He added, “You do the training and maybe you kind of do it with a halfhearted mentality, thinking, ‘When will I have to do this?’ You get educated, and then it happens. Right now you could ask my captains, ‘How many AEDs are in the building?’ Before this they knew where two of them were but now they know where all of them are. What’s the plan if a referee goes down? We’ve talked about these things.”

The first responders and doctors at St. Cloud Hospital said the same thing: Ryan is alive because of the people who were prepared for such an emergency.

AEDs and emergency training are not required for high school coaches in all states. The Monahans are very thankful for the work the MSHSL has done in these areas and how their school administrators and coaches have embraced it.

“John’s brother-in-law in Colorado is a baseball coach and he’s never been trained on it,” Cindy said. “We want to get the word out. Ryan is a success story of why schools have these.”

Schmidt, who has also talked to friends who coach in other states, said, “What I’m coming to learn from talking to people is that this (AED training and use) isn’t even on their radar. That blows my mind. How can we start getting this on everyone’s radar? How in this world of technology are people not aware of this?”

Ryan collapsed on the last day of school before Thanksgiving break. His parents brought him to school after classes ended the following Monday so he could see his friends and his parents could thank everyone for saving their son’s life.

Cindy and John hugged all the staff members who helped out. John noticed the spot where the AED had hung for years and said, “I’ve walked past that thing a thousand times and I always thought it was for old people.”

Thanksgiving was very special for the Monahans this year.

“We’re grateful to the school, we’re grateful to the staff, we’re grateful that everybody did what they were supposed to do,” Cindy said. “We have our son because of what they did. It’s amazing. It was a good Thanksgiving.”
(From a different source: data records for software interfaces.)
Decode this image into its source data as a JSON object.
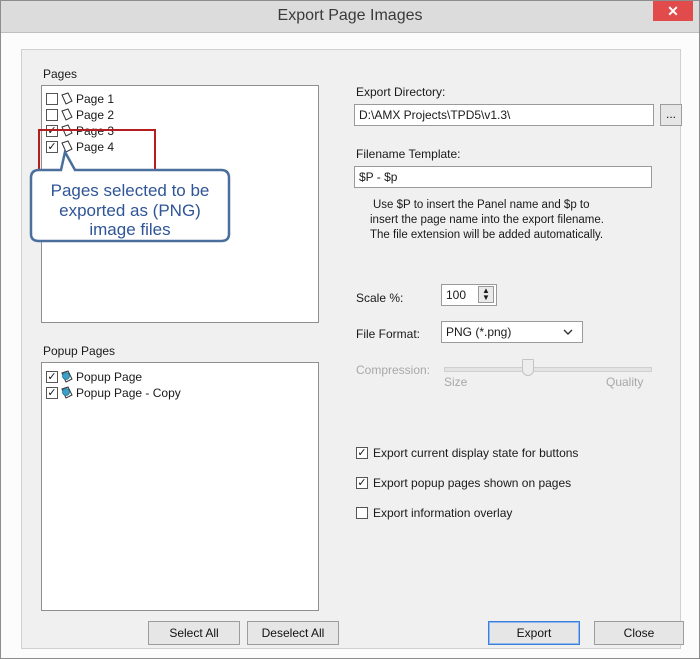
{
  "window": {
    "title": "Export Page Images",
    "close_glyph": "✕"
  },
  "pages": {
    "label": "Pages",
    "items": [
      {
        "label": "Page 1",
        "checked": false
      },
      {
        "label": "Page 2",
        "checked": false
      },
      {
        "label": "Page 3",
        "checked": true
      },
      {
        "label": "Page 4",
        "checked": true
      }
    ],
    "callout": [
      "Pages selected to be",
      "exported as (PNG)",
      "image files"
    ]
  },
  "popup_pages": {
    "label": "Popup Pages",
    "items": [
      {
        "label": "Popup Page",
        "checked": true
      },
      {
        "label": "Popup Page - Copy",
        "checked": true
      }
    ]
  },
  "export_directory": {
    "label": "Export Directory:",
    "value": "D:\\AMX Projects\\TPD5\\v1.3\\",
    "browse_label": "..."
  },
  "filename_template": {
    "label": "Filename Template:",
    "value": "$P - $p",
    "help": [
      "Use $P to insert the Panel name and $p to",
      "insert the page name into the export filename.",
      "The file extension will be added automatically."
    ]
  },
  "scale": {
    "label": "Scale %:",
    "value": "100"
  },
  "file_format": {
    "label": "File Format:",
    "value": "PNG (*.png)"
  },
  "compression": {
    "label": "Compression:",
    "min_label": "Size",
    "max_label": "Quality",
    "level": 0.4
  },
  "options": [
    {
      "label": "Export current display state for buttons",
      "checked": true
    },
    {
      "label": "Export popup pages shown on pages",
      "checked": true
    },
    {
      "label": "Export information overlay",
      "checked": false
    }
  ],
  "buttons": {
    "select_all": "Select All",
    "deselect_all": "Deselect All",
    "export": "Export",
    "close": "Close"
  },
  "colors": {
    "highlight": "#b41e1e",
    "callout_border": "#4a6f9c",
    "callout_text": "#2f5597",
    "primary_border": "#3c7fd8"
  }
}
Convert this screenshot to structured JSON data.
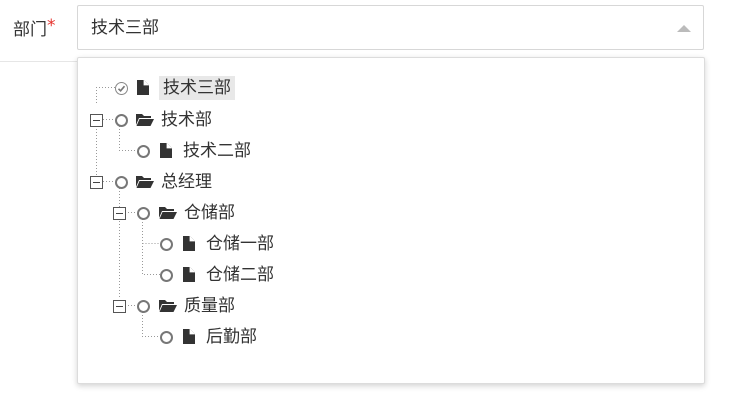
{
  "form": {
    "label": "部门",
    "required_mark": "*",
    "select_value": "技术三部"
  },
  "tree": {
    "selected_node": "技术三部",
    "nodes": {
      "tech3": {
        "label": "技术三部",
        "type": "file",
        "checked": true
      },
      "tech": {
        "label": "技术部",
        "type": "folder",
        "expanded": true
      },
      "tech2": {
        "label": "技术二部",
        "type": "file"
      },
      "gm": {
        "label": "总经理",
        "type": "folder",
        "expanded": true
      },
      "storage": {
        "label": "仓储部",
        "type": "folder",
        "expanded": true
      },
      "storage1": {
        "label": "仓储一部",
        "type": "file"
      },
      "storage2": {
        "label": "仓储二部",
        "type": "file"
      },
      "quality": {
        "label": "质量部",
        "type": "folder",
        "expanded": true
      },
      "logistics": {
        "label": "后勤部",
        "type": "file"
      }
    }
  },
  "icons": {
    "folder": "folder-open-icon",
    "file": "file-icon",
    "toggle": "minus-square-icon",
    "radio": "radio-icon"
  },
  "colors": {
    "required": "#e5322d",
    "selected_bg": "#e8e8e8",
    "border": "#d7d7d7"
  }
}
One more thing: The nickname of the Monticello High School teams? They’re the Magic.

Follow John on Twitter: @MSHSLjohn